Exercise:
In your reply, repeat every entry exactly and skip over each picture.

Material shown:
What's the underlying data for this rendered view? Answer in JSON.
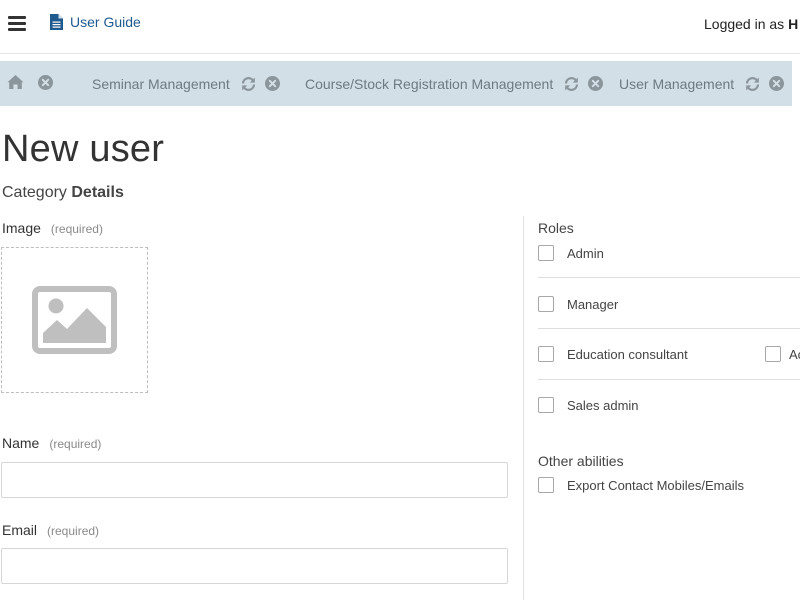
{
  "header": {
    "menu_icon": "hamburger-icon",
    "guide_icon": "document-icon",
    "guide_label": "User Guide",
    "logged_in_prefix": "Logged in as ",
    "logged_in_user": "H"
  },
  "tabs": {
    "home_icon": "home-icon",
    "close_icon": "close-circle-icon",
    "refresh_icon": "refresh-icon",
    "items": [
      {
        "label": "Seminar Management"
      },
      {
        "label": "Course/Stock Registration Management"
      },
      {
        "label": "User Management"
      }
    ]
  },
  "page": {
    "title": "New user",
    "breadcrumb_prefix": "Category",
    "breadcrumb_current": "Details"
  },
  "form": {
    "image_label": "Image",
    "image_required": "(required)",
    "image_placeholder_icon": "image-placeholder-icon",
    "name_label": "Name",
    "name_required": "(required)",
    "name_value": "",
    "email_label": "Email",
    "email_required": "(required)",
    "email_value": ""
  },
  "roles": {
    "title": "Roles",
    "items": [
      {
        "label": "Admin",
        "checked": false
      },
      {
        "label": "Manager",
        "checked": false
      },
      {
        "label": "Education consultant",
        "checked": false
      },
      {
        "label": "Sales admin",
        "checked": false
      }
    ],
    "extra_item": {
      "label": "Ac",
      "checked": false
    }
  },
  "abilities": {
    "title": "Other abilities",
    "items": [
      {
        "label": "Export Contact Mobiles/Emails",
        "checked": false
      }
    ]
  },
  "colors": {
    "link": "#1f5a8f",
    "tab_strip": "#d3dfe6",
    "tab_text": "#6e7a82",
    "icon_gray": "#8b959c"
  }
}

Result of this task:
What's the underlying data for this rendered view? Answer in JSON.
{
  "header": {
    "menu_icon": "hamburger-icon",
    "guide_icon": "document-icon",
    "guide_label": "User Guide",
    "logged_in_prefix": "Logged in as ",
    "logged_in_user": "H"
  },
  "tabs": {
    "home_icon": "home-icon",
    "close_icon": "close-circle-icon",
    "refresh_icon": "refresh-icon",
    "items": [
      {
        "label": "Seminar Management"
      },
      {
        "label": "Course/Stock Registration Management"
      },
      {
        "label": "User Management"
      }
    ]
  },
  "page": {
    "title": "New user",
    "breadcrumb_prefix": "Category",
    "breadcrumb_current": "Details"
  },
  "form": {
    "image_label": "Image",
    "image_required": "(required)",
    "image_placeholder_icon": "image-placeholder-icon",
    "name_label": "Name",
    "name_required": "(required)",
    "name_value": "",
    "email_label": "Email",
    "email_required": "(required)",
    "email_value": ""
  },
  "roles": {
    "title": "Roles",
    "items": [
      {
        "label": "Admin",
        "checked": false
      },
      {
        "label": "Manager",
        "checked": false
      },
      {
        "label": "Education consultant",
        "checked": false
      },
      {
        "label": "Sales admin",
        "checked": false
      }
    ],
    "extra_item": {
      "label": "Ac",
      "checked": false
    }
  },
  "abilities": {
    "title": "Other abilities",
    "items": [
      {
        "label": "Export Contact Mobiles/Emails",
        "checked": false
      }
    ]
  },
  "colors": {
    "link": "#1f5a8f",
    "tab_strip": "#d3dfe6",
    "tab_text": "#6e7a82",
    "icon_gray": "#8b959c"
  }
}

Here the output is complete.